Having heard the cry of his people in Egypt, having come down to the burning bush on the mountain, having sent Moses—however reluctantly—having done wonders in Egypt so that his people were begged at last to leave, plundering the Egyptians, having drowned his enemies in the sea, having made the water sweet, provided bread from heaven, given victory over Amalek, poured water out of the rock, and brought them at last to Sinai, God thunders his terms to the people till they can stand no more.
They beg Moses to deal directly with God instead. Moses is the intermediary.
Which makes for a lot of work for Moses.
He goes up and down the mountain some seven times. He writes the book of the covenant. On the day he ratifies the treaty he gets up early and builds an altar. God had specified that the altar had to be made of earth or of uncut stones. One of the reasons for this is that the altar is a mountain: it evokes a mountain. The mountain with fire and smoking before which this altar is, is where God is. In the treaty they are about to make, the altar represents God. The pillars that Moses then raises, represent the people, the twelve tribes of Israel.
What is interesting is that Moses then has young men do the slaughtering of animals. We might think he should get help building altars and raising up memorial stones, and then do the priestly slaughtering himself. Why doesn’t he?
Because he is the mediator, he’s the intermediary: he brings the people and God together, so he has to be the one who builds the representative objects. When it comes to the slaughter, he has something more important to do as mediator: he handles the precious blood.
Half of the blood he splashes on the altar he’s made. He soaks the thing in blood probably—we don’t know how many animals were slaughtered, but if each tribe contributes just one to each kind of sacrifice, we get 24 total. Half of that precious and costly life goes to the altar. When you make a covenant it is solemnized with something serious, something to do with life and death. Hence the blood.
The other half of the blood is collected in pans. It says he ‘sprinkled’ it, but what is more likely here is that he hurled it out in an arc over the people in an attempt to get blood on as many of them as possible. It was probably more than one pan he had on hand, and though not everybody could have been in range, no doubt many were thus spattered. And knowing what it represented, they received it willingly.
Blood is a cleanser, and that is what these people who have purified themselves, used up precious water in the desert washing their clothes to stand in them clean and receive the blood, that is what they needed: cleansing. They were owning the covenant verbally and now through the cleansing and solemnizing that this ‘sprinkling’ involved. You can’t approach a holy God without cleansing, and that is driven home again and again. This sprinkling is a culminative moment for that.
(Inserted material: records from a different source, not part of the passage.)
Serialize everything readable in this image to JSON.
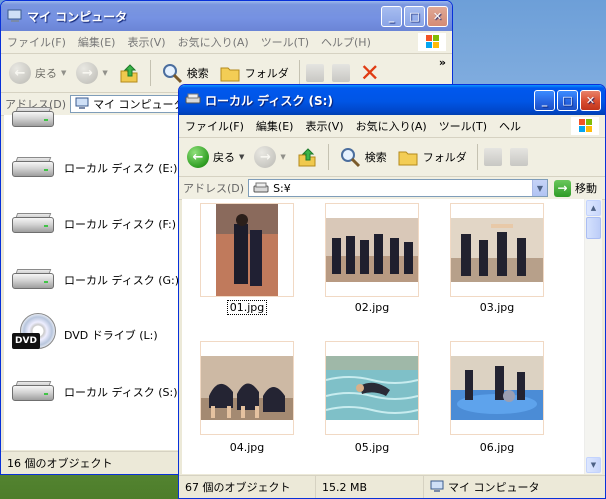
{
  "back_window": {
    "title": "マイ コンピュータ",
    "menu": [
      "ファイル(F)",
      "編集(E)",
      "表示(V)",
      "お気に入り(A)",
      "ツール(T)",
      "ヘルプ(H)"
    ],
    "toolbar": {
      "back": "戻る",
      "search": "検索",
      "folders": "フォルダ",
      "more": "»"
    },
    "address_label": "アドレス(D)",
    "address_value": "マイ コンピュータ",
    "drives": [
      {
        "label": "ローカル ディスク (E:)",
        "icon": "hard-drive-icon"
      },
      {
        "label": "ローカル ディスク (F:)",
        "icon": "hard-drive-icon"
      },
      {
        "label": "ローカル ディスク (G:)",
        "icon": "hard-drive-icon"
      },
      {
        "label": "DVD ドライブ (L:)",
        "icon": "dvd-drive-icon",
        "badge": "DVD"
      },
      {
        "label": "ローカル ディスク (S:)",
        "icon": "hard-drive-icon"
      }
    ],
    "status": "16 個のオブジェクト"
  },
  "front_window": {
    "title": "ローカル ディスク (S:)",
    "menu": [
      "ファイル(F)",
      "編集(E)",
      "表示(V)",
      "お気に入り(A)",
      "ツール(T)",
      "ヘル"
    ],
    "toolbar": {
      "back": "戻る",
      "search": "検索",
      "folders": "フォルダ",
      "more": "»"
    },
    "address_label": "アドレス(D)",
    "address_value": "S:¥",
    "go_label": "移動",
    "files": [
      {
        "name": "01.jpg",
        "selected": true
      },
      {
        "name": "02.jpg",
        "selected": false
      },
      {
        "name": "03.jpg",
        "selected": false
      },
      {
        "name": "04.jpg",
        "selected": false
      },
      {
        "name": "05.jpg",
        "selected": false
      },
      {
        "name": "06.jpg",
        "selected": false
      }
    ],
    "status": {
      "count": "67 個のオブジェクト",
      "size": "15.2 MB",
      "location": "マイ コンピュータ"
    }
  },
  "colors": {
    "title_active": "#0055e5",
    "title_inactive": "#7591e2",
    "close": "#d84c2e",
    "go": "#2e9b26"
  }
}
That is why, when the 70 representatives of the people went up the mountain to eat the fellowship sacrifice—half of which was burn on the altar, as God consumed his part of the meal, and then half of which was eaten by the human participants—it says that they saw God and he did not lay hand on them. Who can approach God and not die? They were cleansed, they had a kind of access to him, they saw a vision of God and did not die.
They are in a way returning to Eden. The Garden of Eden, you remember, had four mighty rivers coming out of it. It is hard to picture what exactly the layout was, but one thing is certain about running water, it flows downhill. Which means that Eden was a mountain, the mountain where God came down to and communed with his people. Sinai is a similar mountain, but the access is restricted, mediated, temporary, and partial. It is a picture of what they want to return to, but not the whole way back.
The whole way back is with better blood, blood that truly cleanses us from sin, blood which obtains real pardon. The way back is through the offering of a better sacrifice, one that was obedient as no animal can be, perfectly willing always to do what God required, and whose obedience can be imputed to us. It is only through these merits we can approach God. Jesus Christ came down from heaven and he took up humanity. He is the mountain of the Lord, where God dwells with his people and they with him. Where he is, there is Zion, where God has determined to dwell among his people forever. Moses was the mediator of the old covenant, Jesus Christ mediates the new covenant, uniting God and man, bringing heaven to earth, sprinkling us clean forever.